  • Inves.ng  in  Watershed  Management      Upstream-­‐downstream  linkages    (Irriga.on)  
  • Market  Incen.ves:  Rainwater  harves.ng  with  high  value  crops   10  
  • Need  to  think  beyond  crop  produc.on  §  Feed  quality;  reduce  methane   emissions  §  Integrate  livestock  into  wider   development  agenda  (e.g.   irriga>on;  watershed   management);  §  Watering  points  in  closer   distances    (>  35%  milk  yield);  §  Limit  conversion  of  range  to   annual  croplands;  C  sequestra>on  §  Maximize  transpira>on  at  the   expense  of  evapora>on  (feed);  §  Market  Incen>ves  
  • Policy Implications.. •  Investment  priority  towards   landscape  rainwater  management,   water  storage;   •  Strengthening  /  Building  local   ins.tu.ons  (byelaws/  religious   organiza.ons/    WUA);   •  Facilitate  informa.on  flow  /   technologies  using  local  channels;   •  Policy  commitment  to  link   development  with  ecosystem   services  -­‐  Water;       12  
  •         Policy Implications..    •   Policy  geared  towards  climate-­‐sensi.ve  systems      (Agriculture  /  wetlands  /  water  towers)  and   vulnerable  communi.es;      •  Na.onal  government  investments  favoring  small   storage  structures  •  Cross-­‐boundary  hydrological  planning  /   watershed  management;  (drought  and  flood   monitoring  and  informa.on  system;  coping   strategies);     13  
  • Bus  Stops  on  Successful  Examples  •  Objec>ves   –  Present  successful  examples   of  small  scale  Rainwater   management     –  Get  feedback  on  how  these   can  go  to  scale  
  • Successful  Examples  1.  Zai  pits  for  in  situ  water   management:  Mathias  Fosu   (Back  of  Room)  2.  Groundwater  u>liza>on:   Deborah  Bossio  (Outside  lec)  3.  Landscape  water  management:   Enyew  Adgo  (Inside  front)  4.  In-­‐field  rainwater  harves>ng:   Jacobus  Botha  (In  the  corner   outside)  

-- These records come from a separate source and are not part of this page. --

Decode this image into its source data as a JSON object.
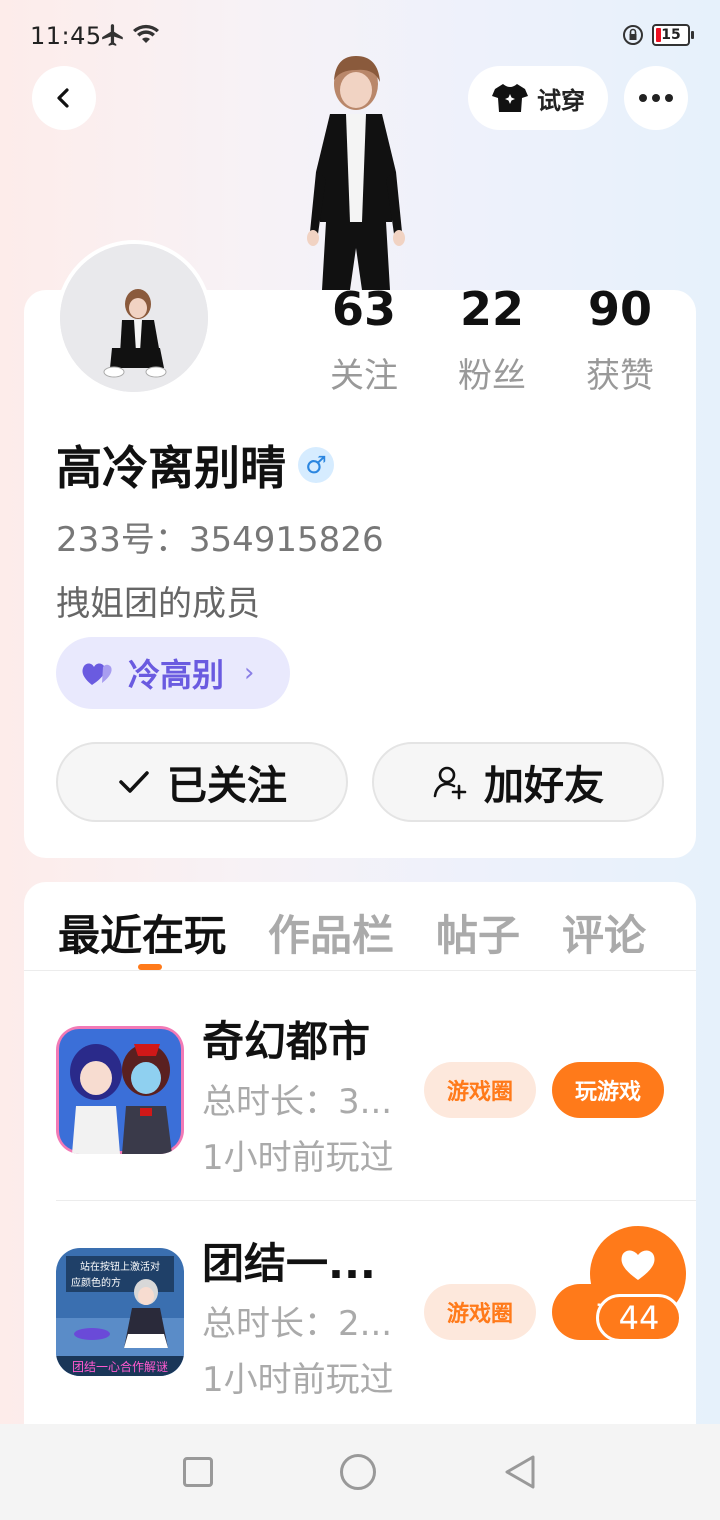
{
  "status_bar": {
    "time": "11:45",
    "battery": "15"
  },
  "header": {
    "try_on_label": "试穿"
  },
  "stats": [
    {
      "value": "63",
      "label": "关注"
    },
    {
      "value": "22",
      "label": "粉丝"
    },
    {
      "value": "90",
      "label": "获赞"
    }
  ],
  "profile": {
    "name": "高冷离别晴",
    "gender_symbol": "♂",
    "uid": "233号：354915826",
    "bio": "拽姐团的成员",
    "cp_label": "冷高别",
    "cp_chevron": "›"
  },
  "actions": {
    "follow_label": "已关注",
    "add_friend_label": "加好友"
  },
  "tabs": [
    "最近在玩",
    "作品栏",
    "帖子",
    "评论"
  ],
  "games": [
    {
      "title": "奇幻都市",
      "duration": "总时长：3...",
      "last_played": "1小时前玩过",
      "circle_label": "游戏圈",
      "play_label": "玩游戏"
    },
    {
      "title": "团结一...",
      "duration": "总时长：2...",
      "last_played": "1小时前玩过",
      "circle_label": "游戏圈",
      "play_label": "玩"
    }
  ],
  "game2_icon_text": {
    "line1": "站在按钮上激活对",
    "line2": "应颜色的方",
    "banner": "团结一心合作解谜"
  },
  "like": {
    "count": "44"
  },
  "colors": {
    "accent": "#ff7a1a",
    "cp_purple": "#6a5be0",
    "gender_blue": "#2b86e0"
  }
}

  • Process  •  2  rounds  of  bus  stops  x  15  minutes  •  Presenters  will  present  for  5-­‐6   minutes  on  the  innova>on,  why   successful  and  its  limita>ons   –  Discussion  :  “How  can  we  bring  the   innova>on  to  scale”     –  Try  to  balance  number  of  people   in  each  bus  stop  •  Acer,  come  back  to  synthesize  key   messages  and  how  RWM  approaches   can  be  beier  integrated  into  regional   and  na>onal  debates    
  • Learn  more  at  •  CPWF  website  Hip://www.waterandfood.org   –  More  on  rainwater  management:     –  hip://waterandfood.org/page/News-­‐and-­‐Events/ news:83    •  IWMI  website:  www.iwmi.org